Amazon is apparently working on a smart refrigerator that will be able to follow your purchasing patterns, anticipate your food choices, and give you health and nutrition recommendations you didn’t ask for.

Insider rumored on weekday that the new fridge—dubbed the not-at-all-ominous Project Pulse internally—uses a number of constant computer-vision technology that powers Amazon’s cashierless outlets. The good fridge’s technology are going to be able to keep track of your food inventory and warn you once a product has reached the top of its periodstill as assess once you are running low on specific merchandise thus you’ll be able to purchase them from—where else?—Amazon contemporary (or maybe your native Amazon-owned Whole Foods Market).

While Amazon has been increasingly focused on developing its own products of late, it is reported to be in negotiations with a number of big consumer electronics companies about collaborating on the refrigerators. Amazon’s foray into the home appliance industry would pit it against big-name merchants like Samsung, LG, and General Electric, all of which are sold through its online platform.

Amazon’s smart fridge project is the latest in a long line of initiatives aimed at supplying massive amounts of data to the company’s ever-expanding home monitoring dragnet. This year, at the company’s annual September hardware event, executives announced Astro, a mobile home assistant meant to recall your house’s floor layout, down to the rooms where your children sleep.

Although Amazon is adept at disguising these breakthroughs as innocuous home technologies that make your life simpler, their potential to undermine privacy while flying under the twin flags of “convenience” and “home security” should not be overlooked.

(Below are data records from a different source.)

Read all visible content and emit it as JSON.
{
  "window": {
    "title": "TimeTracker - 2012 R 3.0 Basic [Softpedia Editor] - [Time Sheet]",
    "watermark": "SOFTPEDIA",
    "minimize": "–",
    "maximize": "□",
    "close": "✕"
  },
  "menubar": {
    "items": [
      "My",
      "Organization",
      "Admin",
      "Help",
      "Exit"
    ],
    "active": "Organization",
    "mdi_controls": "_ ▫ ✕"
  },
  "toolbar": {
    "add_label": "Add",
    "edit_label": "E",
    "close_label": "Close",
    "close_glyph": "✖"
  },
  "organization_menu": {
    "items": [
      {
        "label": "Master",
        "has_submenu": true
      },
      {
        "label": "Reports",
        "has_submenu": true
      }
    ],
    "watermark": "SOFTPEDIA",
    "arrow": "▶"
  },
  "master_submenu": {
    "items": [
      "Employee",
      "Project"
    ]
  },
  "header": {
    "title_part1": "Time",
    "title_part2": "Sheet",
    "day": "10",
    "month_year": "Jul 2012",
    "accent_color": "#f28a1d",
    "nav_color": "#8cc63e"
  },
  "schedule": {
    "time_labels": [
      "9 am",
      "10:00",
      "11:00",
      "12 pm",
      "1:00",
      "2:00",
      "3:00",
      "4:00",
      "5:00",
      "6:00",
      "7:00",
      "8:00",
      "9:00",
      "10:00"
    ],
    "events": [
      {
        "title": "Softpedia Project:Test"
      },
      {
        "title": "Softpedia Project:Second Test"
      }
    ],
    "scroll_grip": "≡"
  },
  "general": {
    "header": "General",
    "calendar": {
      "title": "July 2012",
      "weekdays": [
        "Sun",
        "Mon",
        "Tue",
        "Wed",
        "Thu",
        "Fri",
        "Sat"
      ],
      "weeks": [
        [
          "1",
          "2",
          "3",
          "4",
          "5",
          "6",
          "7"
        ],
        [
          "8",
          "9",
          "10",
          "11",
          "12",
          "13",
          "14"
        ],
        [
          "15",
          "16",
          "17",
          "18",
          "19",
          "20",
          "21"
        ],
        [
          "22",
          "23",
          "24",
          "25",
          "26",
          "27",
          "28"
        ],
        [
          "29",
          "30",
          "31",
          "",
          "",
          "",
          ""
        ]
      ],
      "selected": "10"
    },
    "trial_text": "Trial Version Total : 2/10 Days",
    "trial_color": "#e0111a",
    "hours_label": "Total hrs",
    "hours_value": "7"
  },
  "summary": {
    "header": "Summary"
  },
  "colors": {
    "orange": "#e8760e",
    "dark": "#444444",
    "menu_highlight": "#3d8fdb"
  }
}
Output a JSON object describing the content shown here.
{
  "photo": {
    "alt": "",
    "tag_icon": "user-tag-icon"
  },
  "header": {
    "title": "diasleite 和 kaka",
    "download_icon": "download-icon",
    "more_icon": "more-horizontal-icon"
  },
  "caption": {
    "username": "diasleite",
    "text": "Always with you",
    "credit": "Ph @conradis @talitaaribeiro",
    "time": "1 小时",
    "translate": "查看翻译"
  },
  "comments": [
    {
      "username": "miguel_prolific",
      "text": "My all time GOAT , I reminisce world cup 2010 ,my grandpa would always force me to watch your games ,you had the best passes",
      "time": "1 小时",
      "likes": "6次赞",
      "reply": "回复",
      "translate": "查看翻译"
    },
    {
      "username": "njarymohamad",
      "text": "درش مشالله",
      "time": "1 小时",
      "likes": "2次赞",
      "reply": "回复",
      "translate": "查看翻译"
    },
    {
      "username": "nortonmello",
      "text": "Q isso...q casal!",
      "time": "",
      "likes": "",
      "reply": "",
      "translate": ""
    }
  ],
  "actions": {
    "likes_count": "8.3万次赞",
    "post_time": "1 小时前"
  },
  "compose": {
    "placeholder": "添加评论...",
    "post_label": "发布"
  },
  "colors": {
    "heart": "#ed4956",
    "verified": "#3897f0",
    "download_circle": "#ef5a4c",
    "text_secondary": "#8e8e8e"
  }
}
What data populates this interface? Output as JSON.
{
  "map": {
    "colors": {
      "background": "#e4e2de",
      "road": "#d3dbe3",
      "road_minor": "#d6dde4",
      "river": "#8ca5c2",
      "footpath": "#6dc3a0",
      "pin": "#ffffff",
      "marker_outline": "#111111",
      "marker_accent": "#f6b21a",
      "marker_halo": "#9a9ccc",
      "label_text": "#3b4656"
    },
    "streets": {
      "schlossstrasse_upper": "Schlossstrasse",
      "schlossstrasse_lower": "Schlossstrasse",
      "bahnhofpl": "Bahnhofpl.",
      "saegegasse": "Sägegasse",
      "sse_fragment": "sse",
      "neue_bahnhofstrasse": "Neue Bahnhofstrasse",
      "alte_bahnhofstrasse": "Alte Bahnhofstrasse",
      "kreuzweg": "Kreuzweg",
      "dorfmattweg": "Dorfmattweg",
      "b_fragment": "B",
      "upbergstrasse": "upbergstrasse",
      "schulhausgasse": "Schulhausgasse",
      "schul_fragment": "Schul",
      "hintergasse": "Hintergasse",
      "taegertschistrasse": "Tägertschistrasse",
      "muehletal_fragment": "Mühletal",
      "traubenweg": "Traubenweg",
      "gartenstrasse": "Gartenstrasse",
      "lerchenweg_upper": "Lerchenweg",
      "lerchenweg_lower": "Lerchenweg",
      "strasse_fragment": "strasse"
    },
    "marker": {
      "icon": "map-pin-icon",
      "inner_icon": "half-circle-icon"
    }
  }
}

While no pricing or release date for Project Pulse has been announced, unnamed sources informed Insider that the price will be “hefty,” considering the relative complexity of the technology involved. Upper-income households that already subscribe to Amazon Prime are said to be the target audience.